On these sorts of surfaces, and indoors its at
Although I prefer not to have casters sticking out behind me when moving about
in a busy place! They hurt your toes apparently according to all the people
One thing that really bothers me about these chairs
is the sheer number of brackets and parts that appear to be randomly bolted
together. Not exactly clean elegant simple well thought out design, more
designed by committee of hundreds
but it works... On the flat. And indoors. Stephen suffers from pressure sore issues, as I do,
and wants a MUCH smother ride than this chair can offer with its small hard
drive wheels and casters. And no suspension on the drive wheels that you are sat
on. He needed bigger fatter softer wheels and tyres.
Hence he bought a Frontier X5. Which is too big
and long and high indoors and wont fit his van... Actually he lowered the seat
but its too wide to drive from as it cannot sit centrally in line with the
The idea being that smaller casters
(Q-6000) are better indoors since they hit less of your surroundings
when manoeuvring but are
really completely useless outdoors other than in shopping centres etc. And
because there are 6 wheels
and a caster sticking out in each corner on mid drive chairs like this one that's pretty important. And the one inch "bigger"
on the Q-6000Z version work better outdoors. Which is true
to a VERY small degree. Its still bone shaking...
The "bigger" 6 inch ones on the Z version are still just 6 inches!!! That's still
tiny. There are pot holes where I live bigger than that! The ones on my own chairs are 10 inches
diameter and pneumatic so absorb shocks and roll over uneven ground massively better and
are just about bearable
outdoors in the
real world where even the smoothest pavements are to but it mildly very rough!

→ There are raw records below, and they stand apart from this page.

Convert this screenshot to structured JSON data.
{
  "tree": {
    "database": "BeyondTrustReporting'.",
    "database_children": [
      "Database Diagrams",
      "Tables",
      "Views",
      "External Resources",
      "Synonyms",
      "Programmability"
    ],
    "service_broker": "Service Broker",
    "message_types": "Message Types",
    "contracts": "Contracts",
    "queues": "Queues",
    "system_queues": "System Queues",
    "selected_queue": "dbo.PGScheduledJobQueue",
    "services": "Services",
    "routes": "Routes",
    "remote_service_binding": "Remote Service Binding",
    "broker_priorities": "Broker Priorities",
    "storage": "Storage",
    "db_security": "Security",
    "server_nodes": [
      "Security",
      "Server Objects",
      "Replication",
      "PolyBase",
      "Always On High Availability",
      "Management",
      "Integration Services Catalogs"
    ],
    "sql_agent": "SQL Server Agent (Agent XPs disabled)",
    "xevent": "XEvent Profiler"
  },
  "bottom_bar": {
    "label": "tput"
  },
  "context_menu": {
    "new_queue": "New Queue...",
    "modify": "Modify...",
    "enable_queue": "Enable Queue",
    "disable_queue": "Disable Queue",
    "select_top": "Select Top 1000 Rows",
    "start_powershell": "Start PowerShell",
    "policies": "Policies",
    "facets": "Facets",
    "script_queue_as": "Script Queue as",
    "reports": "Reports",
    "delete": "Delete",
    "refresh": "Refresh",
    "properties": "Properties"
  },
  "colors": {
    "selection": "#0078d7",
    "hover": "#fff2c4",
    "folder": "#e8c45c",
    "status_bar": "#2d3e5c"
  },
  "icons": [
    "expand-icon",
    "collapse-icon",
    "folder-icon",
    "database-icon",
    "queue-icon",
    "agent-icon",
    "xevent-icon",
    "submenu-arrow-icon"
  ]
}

Well I can assure you that with the BIGGER but still tiny 6
inch casters, the
real world is
still a step too far for this powerchair! I watched a guy trying to drive
his Q6000 over the same car park and building entrance area that my own chair
just glides over smoothly. He was rattled about horribly and looked very
even a very small 3 inch curb or pot hole, or threshold is the centre axle height of the wheel! At axle height
it will hit what appears to be a solid wall as far as that tiny wheel is
concerned. And with
solid tiny tyres they "see" (and you will feel), every tiny crack and bump
along the way. And quite noisily...
I have seen them in action and had many emails from readers
asking about how to improve the ride on supposed "smooth" pavements. This is a
chair that WILL go outside and on dry grass etc and even up small curbs. But you
will not want to do it very often!
I have at least 4 emails recently from people complaining that its the
only chair they have used that gets them literally "stuck" crossing gravel or
uneven broken surfaces as the 4 caster wheels leave the drive wheels spinning
uselessly in mid air.
Bigger Q6000 image
Not exactly elegant from the rear either is it? I
have never seen so many tiny parts, bolts, springs, unpainted plastic parts,
cables and wires hanging seemingly at random in my life! Sort of an
explosion in a powerchair factory and it all stuck. And they left it looking
If I had built that I would consider it a prototype and would
come back and build a FINISHED version that looked tidy and still worked the
same... It honestly looks dangerous. Anyone could yank out a cable either on
purpose or by accident and you are screwed... And these are the offending
casters sticking out at the rear. They hit furniture, as you manoeuvre. Worse
they run over peoples feet when in a busy pub for e.g. and try to turn or move
about. What a great idea! Its why 6 wheeled powerchairs are a bad idea. An
engineers worst nightmare and always a compromise. Still it clears a gap around you. Note all the
scratch marks on the side shields, And note that they are small, and solid. Like
an office chair. Try your office chair in the street!
It uses solid (foam filled) drive wheel tyres as well which
already give a VERY "firm" ride on all powerchairs with small hard sidewalls
compared to my own powerchair and
its tiny solid casters
that hit every bump and crack in the pavement certainly wont help the ride
This chair is better definitely better suited to
indoors. In which case you may as well find a smaller width powerchair to make
life easier in the first place. Maybe a narrower Pride powerchair like the 600?